|International Classification||B65C9/36, B65C3/16, B65C9/18, B65C3/14|
|Cooperative Classification||B65C9/188, Y10T156/1771, B65C9/36, B65C3/14, Y10T156/1028, B65C3/16, Y10T156/1033|
|European Classification||B65C9/18B4B, B65C3/16, B65C9/36, B65C3/14|
|Sep 28, 1982||AS||Assignment|
Owner name: LABEL-AIRE INC. 3801 ARTESIA BLVD.FULLERTON,CA.926

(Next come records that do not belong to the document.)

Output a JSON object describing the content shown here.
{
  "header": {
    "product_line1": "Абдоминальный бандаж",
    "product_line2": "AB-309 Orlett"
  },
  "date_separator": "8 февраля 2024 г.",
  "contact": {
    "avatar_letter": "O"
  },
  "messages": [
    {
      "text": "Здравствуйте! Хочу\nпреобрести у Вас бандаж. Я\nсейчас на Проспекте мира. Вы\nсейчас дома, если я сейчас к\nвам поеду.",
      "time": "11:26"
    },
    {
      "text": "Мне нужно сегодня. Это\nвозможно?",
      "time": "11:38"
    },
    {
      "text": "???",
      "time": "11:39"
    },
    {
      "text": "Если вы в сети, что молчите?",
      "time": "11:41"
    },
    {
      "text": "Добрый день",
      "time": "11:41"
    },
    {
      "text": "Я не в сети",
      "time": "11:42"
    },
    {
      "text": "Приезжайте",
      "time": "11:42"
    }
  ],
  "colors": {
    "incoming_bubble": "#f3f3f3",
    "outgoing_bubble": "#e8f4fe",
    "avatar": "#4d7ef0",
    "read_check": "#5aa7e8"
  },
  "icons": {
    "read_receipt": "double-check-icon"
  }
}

Free format text: ASSIGNMENT OF ASSIGNORS INTEREST.;ASSIGNOR:CRANKSHAW, MICHAEL;REEL/FRAME:004050/0701
Effective date: 19820923
|Mar 7, 1988||FPAY||Fee payment|
Year of fee payment: 4
|Feb 26, 1992||FPAY||Fee payment|
Year of fee payment: 8
|Mar 22, 1996||FPAY||Fee payment|
Year of fee payment: 12
|Oct 13, 1998||AS||Assignment|
Owner name: CHASE MANHATTAN BANK, AS ADMINISTRATIVE AGENT, NEW
Free format text: SECURITY AGREEMENT;ASSIGNOR:LABEL-AIRE, INCORPORATED;REEL/FRAME:009500/0313
Effective date: 19980731
|Jul 14, 2004||AS||Assignment|
|Aug 30, 2004||AS||Assignment|
|Oct 11, 2004||AS||Assignment|